If you’re feeling confident in your skills and want an external badge you can display, you may also want to try getting certified in your areas of expertise. This shows potential clients and managers that you’re an expert in your field. Portfolios can also do this, but a certification carries the weight of passing an objective examination, whereas some people doctor their portfolios. Depending on your line of work or employer, gaining certifications may also have the opportunity to give you a pay bump.
A good thing about certifications is they often test a variety of skills, so you earn the certification with your core skill but may also learn something new along the way.
6. Choose freelancing versus employment
Once you’ve got your base skill set, portfolio, and potentially even certifications, you’ve got to choose how you want to make money. The most common options for beginners are either to get a full-time job or try freelancing.
Employment is a great option for people who want to be part of a team, work on an already existing project (in most cases), and learn from more experienced peers. Finding a job is fairly easy since there’s high demand for full stack devs on sites like LinkedIn, WeWorkRemotely, or even major job boards like Indeed. Freelancing, on the other hand, can be more financially lucrative and is great for people who like to work independently on a wide range of projects. You can find freelancing work on marketplaces like TopTal, Upwork, Fiverr, or more niche platforms just for hiring developers like CodeMentor.
The other thing to note is that you don’t have to choose one or the other and be stuck with it. You can work full-time while freelancing on the side. Or you can switch between the two as your career progresses. If you’re choosing the side hustle route, just make sure your employer doesn’t have any rules against it. In many states employers aren’t allowed to ban you from freelancing on the side if you’re still performing at your job, but you should still check just in case.
7. Continue building your skills
Once you’re well-versed in full stack development, it’s important to keep learning. If there’s a new language, find time to get acquainted with it. If you have some skills that need some work, use this time to hone them.
Building your skills doesn’t just mean strictly focusing on the languages included in full stack web development. Chase your passions - try a no-code tool, experiment with video game design, or move into something more visual like graphic design. The job of a full stack developer is to build functional and wonderful websites; the more life experience you have outside of your job skill set, the better you’ll be at your job.
The bottom line
A full stack developer is someone who has a wide range of skills and knowledge. Rather than working in just the back end or front end, they’re knowledgeable enough to work in both. It’s one person who is able to do the jobs of multiple people.

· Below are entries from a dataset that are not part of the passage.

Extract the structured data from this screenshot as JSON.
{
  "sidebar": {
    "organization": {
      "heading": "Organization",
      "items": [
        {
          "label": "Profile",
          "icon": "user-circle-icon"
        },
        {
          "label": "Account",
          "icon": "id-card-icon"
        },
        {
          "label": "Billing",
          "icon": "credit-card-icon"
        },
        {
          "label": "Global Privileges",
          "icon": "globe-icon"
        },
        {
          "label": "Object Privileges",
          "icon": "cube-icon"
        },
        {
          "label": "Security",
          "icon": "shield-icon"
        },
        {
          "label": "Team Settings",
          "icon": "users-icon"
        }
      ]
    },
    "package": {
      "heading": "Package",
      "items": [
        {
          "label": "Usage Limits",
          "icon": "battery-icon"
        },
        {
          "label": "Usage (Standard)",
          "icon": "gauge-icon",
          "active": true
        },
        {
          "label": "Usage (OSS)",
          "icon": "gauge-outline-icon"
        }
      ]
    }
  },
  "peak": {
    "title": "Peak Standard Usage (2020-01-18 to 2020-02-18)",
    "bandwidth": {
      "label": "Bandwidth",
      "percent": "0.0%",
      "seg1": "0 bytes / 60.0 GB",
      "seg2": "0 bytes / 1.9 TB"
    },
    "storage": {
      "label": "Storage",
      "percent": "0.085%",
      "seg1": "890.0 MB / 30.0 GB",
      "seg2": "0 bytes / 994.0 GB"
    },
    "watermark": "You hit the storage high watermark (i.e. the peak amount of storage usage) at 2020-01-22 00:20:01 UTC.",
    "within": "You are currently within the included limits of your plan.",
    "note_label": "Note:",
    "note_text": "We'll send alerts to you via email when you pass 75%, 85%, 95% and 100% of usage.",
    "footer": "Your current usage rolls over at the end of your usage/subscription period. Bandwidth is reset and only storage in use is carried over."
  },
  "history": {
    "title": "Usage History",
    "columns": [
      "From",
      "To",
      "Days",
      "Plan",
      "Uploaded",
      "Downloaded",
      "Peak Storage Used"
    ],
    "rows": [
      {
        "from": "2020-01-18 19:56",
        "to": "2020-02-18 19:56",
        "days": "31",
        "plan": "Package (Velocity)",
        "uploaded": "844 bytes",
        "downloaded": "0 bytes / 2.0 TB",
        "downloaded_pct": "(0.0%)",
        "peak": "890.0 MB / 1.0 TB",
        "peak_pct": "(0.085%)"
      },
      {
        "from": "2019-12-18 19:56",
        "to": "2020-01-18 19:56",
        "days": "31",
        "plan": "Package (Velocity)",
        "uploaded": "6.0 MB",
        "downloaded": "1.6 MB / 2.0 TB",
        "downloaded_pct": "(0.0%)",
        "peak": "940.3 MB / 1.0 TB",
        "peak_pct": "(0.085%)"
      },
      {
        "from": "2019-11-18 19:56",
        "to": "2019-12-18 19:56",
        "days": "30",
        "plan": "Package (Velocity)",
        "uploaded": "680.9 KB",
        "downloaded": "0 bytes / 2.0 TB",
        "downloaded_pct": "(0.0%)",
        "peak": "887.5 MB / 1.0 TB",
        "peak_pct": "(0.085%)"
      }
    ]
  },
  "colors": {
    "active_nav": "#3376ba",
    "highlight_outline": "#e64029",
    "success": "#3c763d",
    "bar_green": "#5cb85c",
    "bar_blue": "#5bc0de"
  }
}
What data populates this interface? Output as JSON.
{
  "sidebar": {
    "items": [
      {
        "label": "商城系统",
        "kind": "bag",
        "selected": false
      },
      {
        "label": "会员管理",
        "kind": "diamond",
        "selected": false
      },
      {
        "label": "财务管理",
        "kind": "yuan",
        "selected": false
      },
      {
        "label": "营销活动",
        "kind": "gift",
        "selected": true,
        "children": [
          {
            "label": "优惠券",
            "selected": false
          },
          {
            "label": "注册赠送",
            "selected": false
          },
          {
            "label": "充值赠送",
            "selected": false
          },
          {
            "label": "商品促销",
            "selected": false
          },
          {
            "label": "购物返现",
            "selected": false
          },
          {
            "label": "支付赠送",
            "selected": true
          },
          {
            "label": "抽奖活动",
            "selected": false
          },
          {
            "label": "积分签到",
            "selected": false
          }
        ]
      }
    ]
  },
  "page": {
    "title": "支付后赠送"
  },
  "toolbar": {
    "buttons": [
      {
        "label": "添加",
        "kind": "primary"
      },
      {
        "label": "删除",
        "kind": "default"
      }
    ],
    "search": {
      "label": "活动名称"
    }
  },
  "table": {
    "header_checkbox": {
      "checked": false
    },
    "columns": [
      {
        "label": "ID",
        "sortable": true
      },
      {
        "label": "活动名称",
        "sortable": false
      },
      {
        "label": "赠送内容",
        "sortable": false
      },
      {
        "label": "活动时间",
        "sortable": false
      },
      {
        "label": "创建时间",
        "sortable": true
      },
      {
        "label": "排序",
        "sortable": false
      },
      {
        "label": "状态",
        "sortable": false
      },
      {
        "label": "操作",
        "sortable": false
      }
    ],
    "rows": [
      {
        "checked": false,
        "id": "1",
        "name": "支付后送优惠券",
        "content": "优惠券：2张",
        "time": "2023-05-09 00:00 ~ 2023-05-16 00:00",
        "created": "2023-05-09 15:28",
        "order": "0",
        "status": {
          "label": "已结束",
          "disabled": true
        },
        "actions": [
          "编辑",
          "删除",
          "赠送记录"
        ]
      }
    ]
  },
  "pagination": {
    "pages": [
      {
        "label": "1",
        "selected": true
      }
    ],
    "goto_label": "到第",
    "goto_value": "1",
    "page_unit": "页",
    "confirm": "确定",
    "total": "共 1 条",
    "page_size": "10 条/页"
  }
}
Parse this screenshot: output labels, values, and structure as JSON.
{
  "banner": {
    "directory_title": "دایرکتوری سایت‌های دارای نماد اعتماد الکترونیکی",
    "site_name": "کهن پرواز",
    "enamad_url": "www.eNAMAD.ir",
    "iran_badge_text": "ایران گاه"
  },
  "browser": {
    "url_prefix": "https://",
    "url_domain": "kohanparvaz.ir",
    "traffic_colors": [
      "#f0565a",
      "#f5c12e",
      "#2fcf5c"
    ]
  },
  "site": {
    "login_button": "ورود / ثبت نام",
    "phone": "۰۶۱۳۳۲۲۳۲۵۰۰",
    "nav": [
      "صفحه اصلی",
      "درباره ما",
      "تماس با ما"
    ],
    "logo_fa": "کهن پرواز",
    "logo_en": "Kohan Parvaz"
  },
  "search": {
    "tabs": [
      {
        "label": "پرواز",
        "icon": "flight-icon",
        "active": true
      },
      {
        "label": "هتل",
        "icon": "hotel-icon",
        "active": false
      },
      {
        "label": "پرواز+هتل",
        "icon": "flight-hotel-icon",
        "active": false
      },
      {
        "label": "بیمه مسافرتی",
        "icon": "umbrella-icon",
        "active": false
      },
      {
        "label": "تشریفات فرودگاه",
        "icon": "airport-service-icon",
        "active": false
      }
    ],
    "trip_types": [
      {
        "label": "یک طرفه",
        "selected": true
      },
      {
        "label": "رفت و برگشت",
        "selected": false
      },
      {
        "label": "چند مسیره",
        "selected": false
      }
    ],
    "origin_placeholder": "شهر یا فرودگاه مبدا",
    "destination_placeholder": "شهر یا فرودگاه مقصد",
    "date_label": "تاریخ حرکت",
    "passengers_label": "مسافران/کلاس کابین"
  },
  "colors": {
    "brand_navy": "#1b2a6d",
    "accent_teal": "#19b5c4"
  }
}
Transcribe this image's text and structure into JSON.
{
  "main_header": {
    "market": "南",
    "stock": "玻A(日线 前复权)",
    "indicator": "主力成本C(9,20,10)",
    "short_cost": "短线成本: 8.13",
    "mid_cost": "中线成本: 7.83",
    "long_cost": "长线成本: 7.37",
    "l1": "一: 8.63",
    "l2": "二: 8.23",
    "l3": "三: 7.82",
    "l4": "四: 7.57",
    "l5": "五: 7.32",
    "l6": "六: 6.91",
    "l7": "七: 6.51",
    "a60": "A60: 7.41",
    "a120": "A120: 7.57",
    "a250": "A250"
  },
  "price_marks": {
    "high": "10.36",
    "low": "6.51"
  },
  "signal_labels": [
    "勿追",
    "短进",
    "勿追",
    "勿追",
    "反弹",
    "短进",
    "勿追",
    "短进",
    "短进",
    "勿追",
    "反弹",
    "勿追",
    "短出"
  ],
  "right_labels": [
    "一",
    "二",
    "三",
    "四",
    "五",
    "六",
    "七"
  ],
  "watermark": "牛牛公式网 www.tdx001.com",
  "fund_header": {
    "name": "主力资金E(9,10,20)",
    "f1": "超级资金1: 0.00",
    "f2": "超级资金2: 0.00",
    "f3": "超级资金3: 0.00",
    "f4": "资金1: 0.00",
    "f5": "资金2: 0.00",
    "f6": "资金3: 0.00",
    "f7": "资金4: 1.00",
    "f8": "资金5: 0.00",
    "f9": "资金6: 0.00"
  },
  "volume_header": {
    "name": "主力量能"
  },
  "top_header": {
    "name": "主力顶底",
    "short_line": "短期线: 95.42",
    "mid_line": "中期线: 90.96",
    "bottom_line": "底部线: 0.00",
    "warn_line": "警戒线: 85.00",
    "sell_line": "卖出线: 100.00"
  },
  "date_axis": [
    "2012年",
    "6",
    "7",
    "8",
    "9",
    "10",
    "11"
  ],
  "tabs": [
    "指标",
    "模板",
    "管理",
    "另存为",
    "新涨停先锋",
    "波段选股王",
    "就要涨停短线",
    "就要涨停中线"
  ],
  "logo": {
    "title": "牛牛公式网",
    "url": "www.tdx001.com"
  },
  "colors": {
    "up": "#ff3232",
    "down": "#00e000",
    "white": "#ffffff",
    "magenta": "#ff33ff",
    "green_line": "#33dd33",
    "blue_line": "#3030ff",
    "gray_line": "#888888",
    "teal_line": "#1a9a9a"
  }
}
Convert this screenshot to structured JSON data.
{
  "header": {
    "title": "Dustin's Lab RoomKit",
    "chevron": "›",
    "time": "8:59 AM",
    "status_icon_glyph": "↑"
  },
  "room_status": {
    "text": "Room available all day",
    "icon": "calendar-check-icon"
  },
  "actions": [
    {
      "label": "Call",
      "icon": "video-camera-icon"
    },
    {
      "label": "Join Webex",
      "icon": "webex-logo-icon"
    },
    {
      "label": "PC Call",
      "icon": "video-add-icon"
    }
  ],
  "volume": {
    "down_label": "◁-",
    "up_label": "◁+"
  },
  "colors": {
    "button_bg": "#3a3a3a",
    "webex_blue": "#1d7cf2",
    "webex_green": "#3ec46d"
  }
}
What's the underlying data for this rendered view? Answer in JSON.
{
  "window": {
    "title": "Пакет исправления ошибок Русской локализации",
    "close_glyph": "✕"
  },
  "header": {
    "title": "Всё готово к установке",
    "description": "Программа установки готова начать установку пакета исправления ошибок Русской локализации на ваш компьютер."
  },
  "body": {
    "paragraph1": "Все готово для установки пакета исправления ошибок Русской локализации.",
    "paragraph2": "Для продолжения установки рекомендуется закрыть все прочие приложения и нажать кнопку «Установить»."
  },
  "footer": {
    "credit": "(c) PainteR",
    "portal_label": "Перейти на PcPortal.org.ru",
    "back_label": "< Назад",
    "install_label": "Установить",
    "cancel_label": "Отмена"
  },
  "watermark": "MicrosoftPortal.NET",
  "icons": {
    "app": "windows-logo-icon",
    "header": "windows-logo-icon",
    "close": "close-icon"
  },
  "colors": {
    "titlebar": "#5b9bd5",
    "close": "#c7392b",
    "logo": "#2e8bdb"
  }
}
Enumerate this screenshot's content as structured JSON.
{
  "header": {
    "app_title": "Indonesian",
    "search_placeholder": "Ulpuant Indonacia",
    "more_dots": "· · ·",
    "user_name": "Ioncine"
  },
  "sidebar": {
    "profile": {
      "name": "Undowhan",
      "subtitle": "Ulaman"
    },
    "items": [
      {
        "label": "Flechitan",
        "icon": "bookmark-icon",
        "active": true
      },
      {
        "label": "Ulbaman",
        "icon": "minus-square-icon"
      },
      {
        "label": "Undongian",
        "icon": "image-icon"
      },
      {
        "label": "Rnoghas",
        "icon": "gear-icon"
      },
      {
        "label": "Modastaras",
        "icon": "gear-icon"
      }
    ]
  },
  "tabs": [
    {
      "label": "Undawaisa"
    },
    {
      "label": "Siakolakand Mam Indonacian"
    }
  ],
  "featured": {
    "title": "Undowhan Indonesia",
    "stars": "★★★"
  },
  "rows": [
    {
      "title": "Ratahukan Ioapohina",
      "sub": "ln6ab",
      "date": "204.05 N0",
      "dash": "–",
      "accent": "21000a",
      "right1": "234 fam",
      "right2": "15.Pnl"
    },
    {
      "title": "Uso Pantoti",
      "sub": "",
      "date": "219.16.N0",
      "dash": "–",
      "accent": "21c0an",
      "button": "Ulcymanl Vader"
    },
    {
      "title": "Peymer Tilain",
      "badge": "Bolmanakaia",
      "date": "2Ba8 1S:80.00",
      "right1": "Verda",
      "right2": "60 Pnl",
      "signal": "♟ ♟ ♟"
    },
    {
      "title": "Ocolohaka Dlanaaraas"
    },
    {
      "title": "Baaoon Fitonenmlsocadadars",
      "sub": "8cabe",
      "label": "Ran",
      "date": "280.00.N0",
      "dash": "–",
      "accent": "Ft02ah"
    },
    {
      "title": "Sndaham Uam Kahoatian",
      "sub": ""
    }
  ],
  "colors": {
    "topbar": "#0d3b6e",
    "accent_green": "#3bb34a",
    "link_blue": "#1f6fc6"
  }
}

But becoming a full stack developer isn’t easy or for everyone. Before you get started, make sure you’re prepared to handle the workload of both front end and back end developing. Learn new skills and hone the ones you have that work best for full stack work. Adjust your expectations and realize that your timeline might not be the same now that you’re doing more work than you were as a front end or back end developer. As you continue to do full stack projects, learn how you can improve your production and work with people who you believe do great work.
Show off your full stack projects on your portfolio for future employers or clients to browse. As newer and better projects wrap up, ask for client testimonials to put on your website. The more you can show off your value to potential managers, the more in-demand you look. Even if you’re working for yourself, you can use your online portfolio as one of your biggest assets to getting hired. Continue to build on your skills and show you’re a valuable asset to your team to increase your pay, rise in your company (or build a profitable freelance business), and become more knowledgeable as a full stack developer.